──────── EXTRACTED MATERIAL ────────
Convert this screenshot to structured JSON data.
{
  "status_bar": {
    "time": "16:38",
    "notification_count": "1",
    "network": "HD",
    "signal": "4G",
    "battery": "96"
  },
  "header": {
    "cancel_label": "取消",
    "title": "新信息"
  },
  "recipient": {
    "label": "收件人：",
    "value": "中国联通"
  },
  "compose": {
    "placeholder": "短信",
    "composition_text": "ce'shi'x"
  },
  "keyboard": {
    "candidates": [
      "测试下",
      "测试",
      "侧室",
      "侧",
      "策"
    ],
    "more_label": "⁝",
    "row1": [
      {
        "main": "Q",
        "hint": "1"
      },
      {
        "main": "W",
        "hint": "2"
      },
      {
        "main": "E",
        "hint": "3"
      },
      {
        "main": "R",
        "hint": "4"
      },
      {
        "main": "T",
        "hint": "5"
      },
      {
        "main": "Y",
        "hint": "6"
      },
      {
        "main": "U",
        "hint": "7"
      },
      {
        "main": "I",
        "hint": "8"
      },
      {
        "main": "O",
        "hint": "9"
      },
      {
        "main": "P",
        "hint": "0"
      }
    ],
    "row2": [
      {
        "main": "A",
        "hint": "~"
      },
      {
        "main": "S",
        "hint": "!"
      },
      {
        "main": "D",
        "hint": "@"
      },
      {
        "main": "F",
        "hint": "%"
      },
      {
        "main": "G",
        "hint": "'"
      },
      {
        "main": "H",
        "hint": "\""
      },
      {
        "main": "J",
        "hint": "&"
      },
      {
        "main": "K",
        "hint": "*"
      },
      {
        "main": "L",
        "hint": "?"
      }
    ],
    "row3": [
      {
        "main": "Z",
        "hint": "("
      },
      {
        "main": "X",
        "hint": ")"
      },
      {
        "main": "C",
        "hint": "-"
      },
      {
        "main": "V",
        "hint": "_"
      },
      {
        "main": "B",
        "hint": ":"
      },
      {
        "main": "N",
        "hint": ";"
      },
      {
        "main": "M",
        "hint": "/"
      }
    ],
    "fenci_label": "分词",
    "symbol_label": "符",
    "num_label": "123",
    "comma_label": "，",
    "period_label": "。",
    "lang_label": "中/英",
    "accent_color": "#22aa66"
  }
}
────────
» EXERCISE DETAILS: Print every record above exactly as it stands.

» ANSWER SECTION:
Convert this screenshot to structured JSON data.
{
  "status_bar": {
    "time": "16:38",
    "notification_count": "1",
    "network": "HD",
    "signal": "4G",
    "battery": "96"
  },
  "header": {
    "cancel_label": "取消",
    "title": "新信息"
  },
  "recipient": {
    "label": "收件人：",
    "value": "中国联通"
  },
  "compose": {
    "placeholder": "短信",
    "composition_text": "ce'shi'x"
  },
  "keyboard": {
    "candidates": [
      "测试下",
      "测试",
      "侧室",
      "侧",
      "策"
    ],
    "more_label": "⁝",
    "row1": [
      {
        "main": "Q",
        "hint": "1"
      },
      {
        "main": "W",
        "hint": "2"
      },
      {
        "main": "E",
        "hint": "3"
      },
      {
        "main": "R",
        "hint": "4"
      },
      {
        "main": "T",
        "hint": "5"
      },
      {
        "main": "Y",
        "hint": "6"
      },
      {
        "main": "U",
        "hint": "7"
      },
      {
        "main": "I",
        "hint": "8"
      },
      {
        "main": "O",
        "hint": "9"
      },
      {
        "main": "P",
        "hint": "0"
      }
    ],
    "row2": [
      {
        "main": "A",
        "hint": "~"
      },
      {
        "main": "S",
        "hint": "!"
      },
      {
        "main": "D",
        "hint": "@"
      },
      {
        "main": "F",
        "hint": "%"
      },
      {
        "main": "G",
        "hint": "'"
      },
      {
        "main": "H",
        "hint": "\""
      },
      {
        "main": "J",
        "hint": "&"
      },
      {
        "main": "K",
        "hint": "*"
      },
      {
        "main": "L",
        "hint": "?"
      }
    ],
    "row3": [
      {
        "main": "Z",
        "hint": "("
      },
      {
        "main": "X",
        "hint": ")"
      },
      {
        "main": "C",
        "hint": "-"
      },
      {
        "main": "V",
        "hint": "_"
      },
      {
        "main": "B",
        "hint": ":"
      },
      {
        "main": "N",
        "hint": ";"
      },
      {
        "main": "M",
        "hint": "/"
      }
    ],
    "fenci_label": "分词",
    "symbol_label": "符",
    "num_label": "123",
    "comma_label": "，",
    "period_label": "。",
    "lang_label": "中/英",
    "accent_color": "#22aa66"
  }
}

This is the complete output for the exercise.